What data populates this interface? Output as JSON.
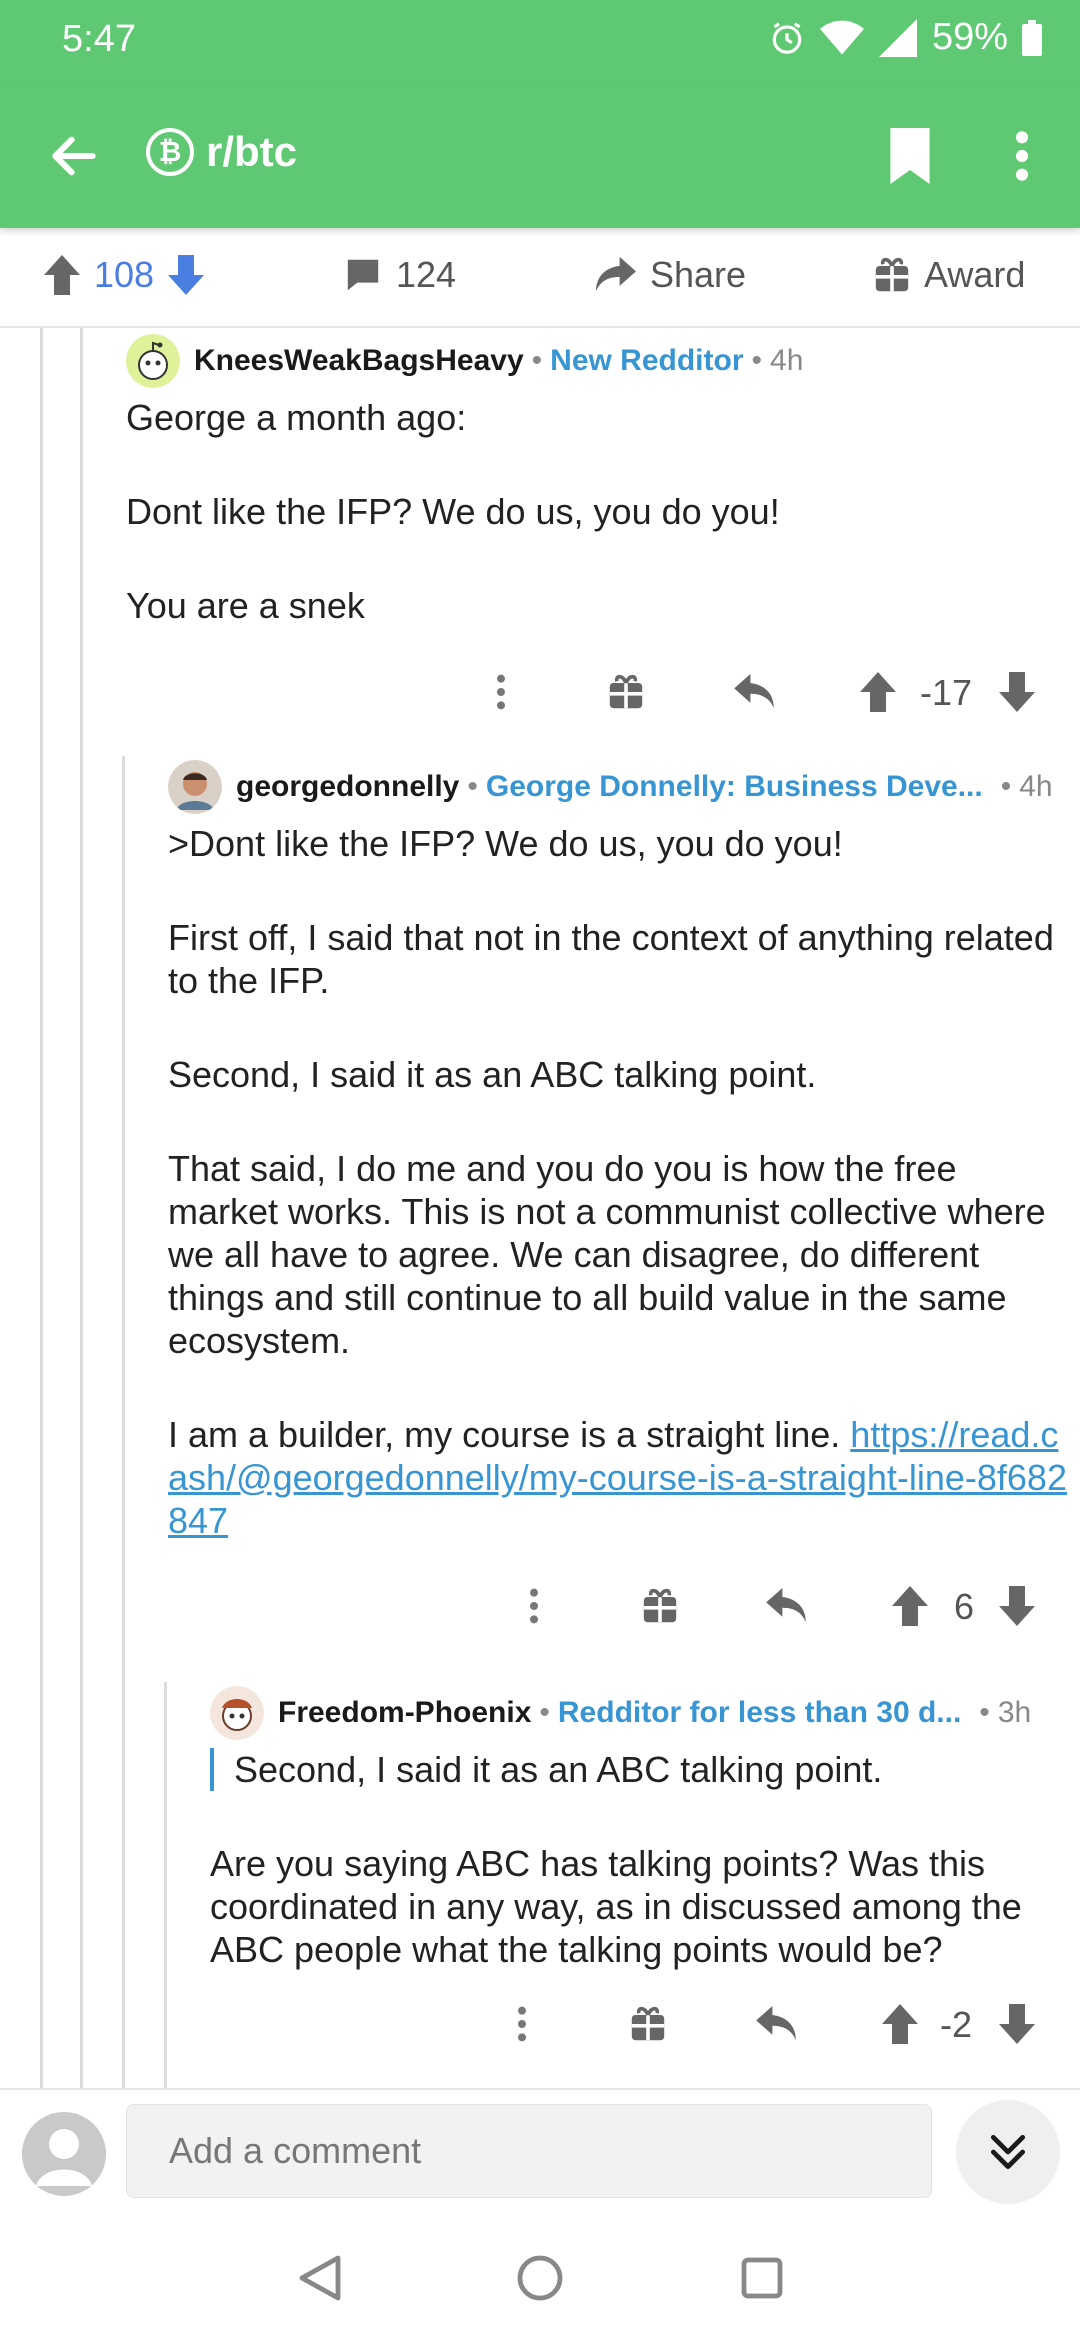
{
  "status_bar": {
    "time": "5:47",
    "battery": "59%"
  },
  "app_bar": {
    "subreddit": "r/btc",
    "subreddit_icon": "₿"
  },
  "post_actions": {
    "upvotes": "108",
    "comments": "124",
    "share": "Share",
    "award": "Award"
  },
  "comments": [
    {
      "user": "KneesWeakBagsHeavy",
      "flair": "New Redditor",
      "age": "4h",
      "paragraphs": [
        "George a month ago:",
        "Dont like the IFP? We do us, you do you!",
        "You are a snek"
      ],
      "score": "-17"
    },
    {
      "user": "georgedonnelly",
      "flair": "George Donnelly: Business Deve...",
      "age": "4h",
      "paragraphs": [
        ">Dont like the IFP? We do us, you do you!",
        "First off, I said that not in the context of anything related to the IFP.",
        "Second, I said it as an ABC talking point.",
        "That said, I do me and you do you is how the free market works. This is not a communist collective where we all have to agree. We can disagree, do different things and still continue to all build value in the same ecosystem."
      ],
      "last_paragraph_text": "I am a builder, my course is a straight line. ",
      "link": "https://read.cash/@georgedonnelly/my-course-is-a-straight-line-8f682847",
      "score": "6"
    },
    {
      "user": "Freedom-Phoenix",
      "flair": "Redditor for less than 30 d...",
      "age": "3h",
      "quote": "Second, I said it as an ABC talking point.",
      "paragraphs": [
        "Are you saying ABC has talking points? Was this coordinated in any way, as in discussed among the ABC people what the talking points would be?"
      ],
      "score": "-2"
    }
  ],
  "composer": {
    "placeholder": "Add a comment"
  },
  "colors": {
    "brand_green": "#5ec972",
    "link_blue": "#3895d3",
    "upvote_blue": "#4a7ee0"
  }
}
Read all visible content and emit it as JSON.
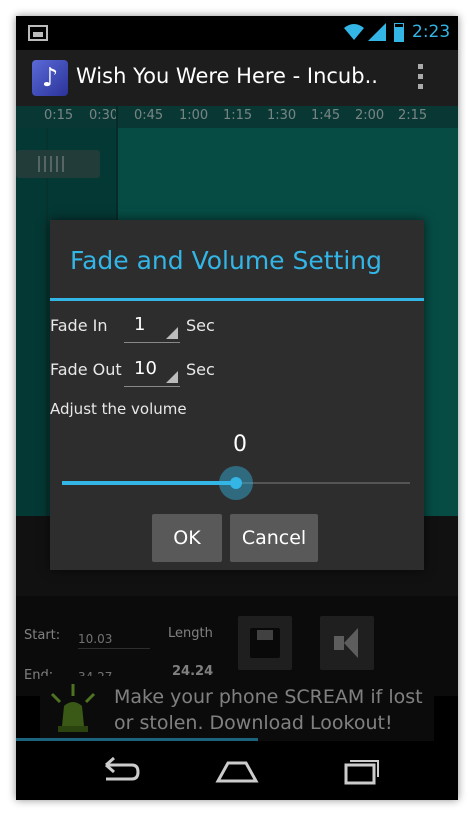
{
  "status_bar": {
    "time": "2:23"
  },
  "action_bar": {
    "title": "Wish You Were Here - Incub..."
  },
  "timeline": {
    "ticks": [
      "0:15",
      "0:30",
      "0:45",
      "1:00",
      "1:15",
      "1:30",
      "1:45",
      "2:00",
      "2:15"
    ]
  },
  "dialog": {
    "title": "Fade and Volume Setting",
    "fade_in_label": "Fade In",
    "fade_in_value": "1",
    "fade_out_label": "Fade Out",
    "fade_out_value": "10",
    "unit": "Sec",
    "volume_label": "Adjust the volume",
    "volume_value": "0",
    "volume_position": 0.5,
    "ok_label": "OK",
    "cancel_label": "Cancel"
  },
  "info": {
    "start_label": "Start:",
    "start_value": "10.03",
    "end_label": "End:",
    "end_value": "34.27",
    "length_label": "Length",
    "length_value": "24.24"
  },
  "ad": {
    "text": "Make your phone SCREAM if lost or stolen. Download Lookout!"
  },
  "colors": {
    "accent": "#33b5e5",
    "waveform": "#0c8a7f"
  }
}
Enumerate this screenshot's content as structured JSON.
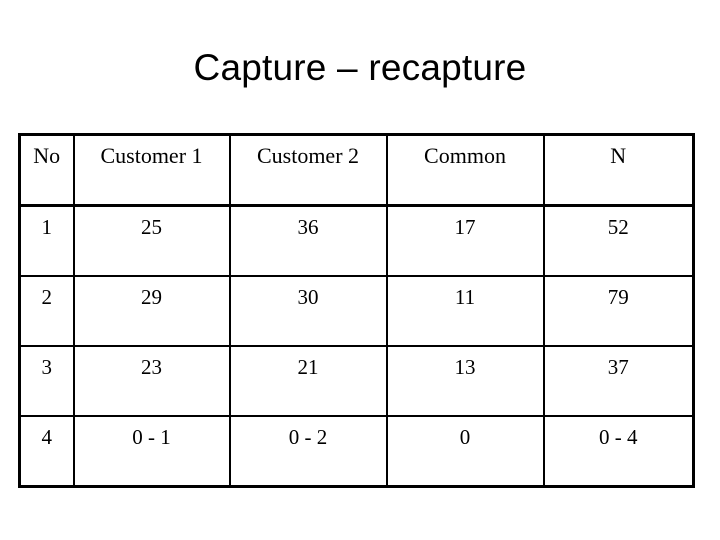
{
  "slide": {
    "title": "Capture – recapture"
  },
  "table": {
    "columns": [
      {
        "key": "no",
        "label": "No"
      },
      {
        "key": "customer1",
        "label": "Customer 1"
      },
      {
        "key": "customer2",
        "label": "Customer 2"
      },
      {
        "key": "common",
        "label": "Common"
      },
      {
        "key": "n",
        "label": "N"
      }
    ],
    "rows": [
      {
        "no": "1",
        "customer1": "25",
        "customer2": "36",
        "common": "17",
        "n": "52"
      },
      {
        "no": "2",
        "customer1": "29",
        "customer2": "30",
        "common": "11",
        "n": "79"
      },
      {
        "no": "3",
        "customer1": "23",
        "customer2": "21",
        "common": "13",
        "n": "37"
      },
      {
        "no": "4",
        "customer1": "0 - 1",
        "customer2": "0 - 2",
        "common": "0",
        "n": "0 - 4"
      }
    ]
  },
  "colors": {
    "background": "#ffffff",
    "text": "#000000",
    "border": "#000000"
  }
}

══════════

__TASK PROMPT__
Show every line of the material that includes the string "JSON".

__ANSWER TO THE PROBLEM__
What data populates this interface? Output as JSON.
Read all visible content and emit it as JSON.
Enumerate this screenshot's content as structured JSON.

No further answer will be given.